> **WORK REQUIRED**: Could you output all of the records below exactly as they appear?

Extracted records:
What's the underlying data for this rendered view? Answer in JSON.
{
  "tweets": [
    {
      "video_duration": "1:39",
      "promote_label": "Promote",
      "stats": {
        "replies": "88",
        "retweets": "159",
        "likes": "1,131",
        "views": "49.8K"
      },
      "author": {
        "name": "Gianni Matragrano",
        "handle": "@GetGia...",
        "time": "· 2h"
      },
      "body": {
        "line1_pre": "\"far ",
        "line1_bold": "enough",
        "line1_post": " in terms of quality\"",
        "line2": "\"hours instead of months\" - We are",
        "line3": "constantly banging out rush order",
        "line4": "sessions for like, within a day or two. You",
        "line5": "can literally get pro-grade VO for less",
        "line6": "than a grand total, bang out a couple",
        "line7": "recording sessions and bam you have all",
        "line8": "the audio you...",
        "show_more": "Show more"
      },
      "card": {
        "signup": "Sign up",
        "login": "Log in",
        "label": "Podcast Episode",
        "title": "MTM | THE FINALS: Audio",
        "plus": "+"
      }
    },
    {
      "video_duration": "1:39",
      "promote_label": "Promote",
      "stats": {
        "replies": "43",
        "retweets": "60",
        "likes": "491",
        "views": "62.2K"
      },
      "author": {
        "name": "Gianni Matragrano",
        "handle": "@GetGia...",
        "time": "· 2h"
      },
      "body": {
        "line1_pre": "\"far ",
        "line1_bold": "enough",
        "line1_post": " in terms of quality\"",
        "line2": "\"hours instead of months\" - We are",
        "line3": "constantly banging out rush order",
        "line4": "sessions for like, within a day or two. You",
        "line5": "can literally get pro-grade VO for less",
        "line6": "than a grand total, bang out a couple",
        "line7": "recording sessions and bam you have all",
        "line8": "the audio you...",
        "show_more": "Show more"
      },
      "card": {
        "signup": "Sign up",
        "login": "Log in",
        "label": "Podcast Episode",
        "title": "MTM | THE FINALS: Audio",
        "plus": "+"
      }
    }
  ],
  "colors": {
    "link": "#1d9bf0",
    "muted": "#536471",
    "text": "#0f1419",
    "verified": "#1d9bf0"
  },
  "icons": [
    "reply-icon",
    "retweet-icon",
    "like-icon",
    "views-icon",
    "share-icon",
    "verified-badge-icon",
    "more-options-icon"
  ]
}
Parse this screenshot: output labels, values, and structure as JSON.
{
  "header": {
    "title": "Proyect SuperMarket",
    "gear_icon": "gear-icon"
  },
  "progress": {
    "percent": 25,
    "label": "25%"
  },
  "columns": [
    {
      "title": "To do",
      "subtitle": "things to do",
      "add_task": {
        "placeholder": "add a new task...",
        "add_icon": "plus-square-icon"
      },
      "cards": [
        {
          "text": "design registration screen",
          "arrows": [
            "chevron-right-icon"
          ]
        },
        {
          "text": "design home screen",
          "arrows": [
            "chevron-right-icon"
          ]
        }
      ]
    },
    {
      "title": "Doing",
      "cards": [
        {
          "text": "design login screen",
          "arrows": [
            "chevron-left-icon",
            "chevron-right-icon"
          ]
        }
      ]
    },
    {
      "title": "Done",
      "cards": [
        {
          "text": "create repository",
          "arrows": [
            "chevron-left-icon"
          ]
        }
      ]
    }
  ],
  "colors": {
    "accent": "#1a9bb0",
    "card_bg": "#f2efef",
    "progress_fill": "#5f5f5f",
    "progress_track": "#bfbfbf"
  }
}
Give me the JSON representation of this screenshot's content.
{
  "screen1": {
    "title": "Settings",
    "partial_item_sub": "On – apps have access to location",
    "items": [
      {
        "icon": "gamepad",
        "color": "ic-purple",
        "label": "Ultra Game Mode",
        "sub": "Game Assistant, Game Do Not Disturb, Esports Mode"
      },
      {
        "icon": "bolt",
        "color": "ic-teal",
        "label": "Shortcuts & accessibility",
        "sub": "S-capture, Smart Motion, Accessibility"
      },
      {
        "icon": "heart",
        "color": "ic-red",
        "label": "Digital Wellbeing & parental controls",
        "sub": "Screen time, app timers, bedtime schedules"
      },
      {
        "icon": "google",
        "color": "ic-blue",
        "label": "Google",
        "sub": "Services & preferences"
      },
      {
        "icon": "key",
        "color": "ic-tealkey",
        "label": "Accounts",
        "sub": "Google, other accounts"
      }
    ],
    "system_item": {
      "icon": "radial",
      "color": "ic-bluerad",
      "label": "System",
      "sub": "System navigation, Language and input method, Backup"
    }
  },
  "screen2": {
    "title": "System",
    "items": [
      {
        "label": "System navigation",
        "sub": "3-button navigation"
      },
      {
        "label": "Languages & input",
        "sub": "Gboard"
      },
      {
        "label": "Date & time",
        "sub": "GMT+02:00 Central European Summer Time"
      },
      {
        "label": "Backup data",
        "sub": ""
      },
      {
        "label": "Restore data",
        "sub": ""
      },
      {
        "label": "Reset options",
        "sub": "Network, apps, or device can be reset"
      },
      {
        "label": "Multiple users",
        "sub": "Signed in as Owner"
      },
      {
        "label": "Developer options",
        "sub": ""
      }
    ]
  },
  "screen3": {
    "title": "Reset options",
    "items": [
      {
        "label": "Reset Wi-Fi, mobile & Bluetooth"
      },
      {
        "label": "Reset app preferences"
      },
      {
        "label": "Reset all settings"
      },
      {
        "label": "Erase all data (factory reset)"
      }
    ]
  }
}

> **ANSWER AREA**:
What's the underlying data for this rendered view? Answer in JSON.
{
  "tweets": [
    {
      "video_duration": "1:39",
      "promote_label": "Promote",
      "stats": {
        "replies": "88",
        "retweets": "159",
        "likes": "1,131",
        "views": "49.8K"
      },
      "author": {
        "name": "Gianni Matragrano",
        "handle": "@GetGia...",
        "time": "· 2h"
      },
      "body": {
        "line1_pre": "\"far ",
        "line1_bold": "enough",
        "line1_post": " in terms of quality\"",
        "line2": "\"hours instead of months\" - We are",
        "line3": "constantly banging out rush order",
        "line4": "sessions for like, within a day or two. You",
        "line5": "can literally get pro-grade VO for less",
        "line6": "than a grand total, bang out a couple",
        "line7": "recording sessions and bam you have all",
        "line8": "the audio you...",
        "show_more": "Show more"
      },
      "card": {
        "signup": "Sign up",
        "login": "Log in",
        "label": "Podcast Episode",
        "title": "MTM | THE FINALS: Audio",
        "plus": "+"
      }
    },
    {
      "video_duration": "1:39",
      "promote_label": "Promote",
      "stats": {
        "replies": "43",
        "retweets": "60",
        "likes": "491",
        "views": "62.2K"
      },
      "author": {
        "name": "Gianni Matragrano",
        "handle": "@GetGia...",
        "time": "· 2h"
      },
      "body": {
        "line1_pre": "\"far ",
        "line1_bold": "enough",
        "line1_post": " in terms of quality\"",
        "line2": "\"hours instead of months\" - We are",
        "line3": "constantly banging out rush order",
        "line4": "sessions for like, within a day or two. You",
        "line5": "can literally get pro-grade VO for less",
        "line6": "than a grand total, bang out a couple",
        "line7": "recording sessions and bam you have all",
        "line8": "the audio you...",
        "show_more": "Show more"
      },
      "card": {
        "signup": "Sign up",
        "login": "Log in",
        "label": "Podcast Episode",
        "title": "MTM | THE FINALS: Audio",
        "plus": "+"
      }
    }
  ],
  "colors": {
    "link": "#1d9bf0",
    "muted": "#536471",
    "text": "#0f1419",
    "verified": "#1d9bf0"
  },
  "icons": [
    "reply-icon",
    "retweet-icon",
    "like-icon",
    "views-icon",
    "share-icon",
    "verified-badge-icon",
    "more-options-icon"
  ]
}
Parse this screenshot: output labels, values, and structure as JSON.
{
  "header": {
    "title": "Proyect SuperMarket",
    "gear_icon": "gear-icon"
  },
  "progress": {
    "percent": 25,
    "label": "25%"
  },
  "columns": [
    {
      "title": "To do",
      "subtitle": "things to do",
      "add_task": {
        "placeholder": "add a new task...",
        "add_icon": "plus-square-icon"
      },
      "cards": [
        {
          "text": "design registration screen",
          "arrows": [
            "chevron-right-icon"
          ]
        },
        {
          "text": "design home screen",
          "arrows": [
            "chevron-right-icon"
          ]
        }
      ]
    },
    {
      "title": "Doing",
      "cards": [
        {
          "text": "design login screen",
          "arrows": [
            "chevron-left-icon",
            "chevron-right-icon"
          ]
        }
      ]
    },
    {
      "title": "Done",
      "cards": [
        {
          "text": "create repository",
          "arrows": [
            "chevron-left-icon"
          ]
        }
      ]
    }
  ],
  "colors": {
    "accent": "#1a9bb0",
    "card_bg": "#f2efef",
    "progress_fill": "#5f5f5f",
    "progress_track": "#bfbfbf"
  }
}
Give me the JSON representation of this screenshot's content.
{
  "screen1": {
    "title": "Settings",
    "partial_item_sub": "On – apps have access to location",
    "items": [
      {
        "icon": "gamepad",
        "color": "ic-purple",
        "label": "Ultra Game Mode",
        "sub": "Game Assistant, Game Do Not Disturb, Esports Mode"
      },
      {
        "icon": "bolt",
        "color": "ic-teal",
        "label": "Shortcuts & accessibility",
        "sub": "S-capture, Smart Motion, Accessibility"
      },
      {
        "icon": "heart",
        "color": "ic-red",
        "label": "Digital Wellbeing & parental controls",
        "sub": "Screen time, app timers, bedtime schedules"
      },
      {
        "icon": "google",
        "color": "ic-blue",
        "label": "Google",
        "sub": "Services & preferences"
      },
      {
        "icon": "key",
        "color": "ic-tealkey",
        "label": "Accounts",
        "sub": "Google, other accounts"
      }
    ],
    "system_item": {
      "icon": "radial",
      "color": "ic-bluerad",
      "label": "System",
      "sub": "System navigation, Language and input method, Backup"
    }
  },
  "screen2": {
    "title": "System",
    "items": [
      {
        "label": "System navigation",
        "sub": "3-button navigation"
      },
      {
        "label": "Languages & input",
        "sub": "Gboard"
      },
      {
        "label": "Date & time",
        "sub": "GMT+02:00 Central European Summer Time"
      },
      {
        "label": "Backup data",
        "sub": ""
      },
      {
        "label": "Restore data",
        "sub": ""
      },
      {
        "label": "Reset options",
        "sub": "Network, apps, or device can be reset"
      },
      {
        "label": "Multiple users",
        "sub": "Signed in as Owner"
      },
      {
        "label": "Developer options",
        "sub": ""
      }
    ]
  },
  "screen3": {
    "title": "Reset options",
    "items": [
      {
        "label": "Reset Wi-Fi, mobile & Bluetooth"
      },
      {
        "label": "Reset app preferences"
      },
      {
        "label": "Reset all settings"
      },
      {
        "label": "Erase all data (factory reset)"
      }
    ]
  }
}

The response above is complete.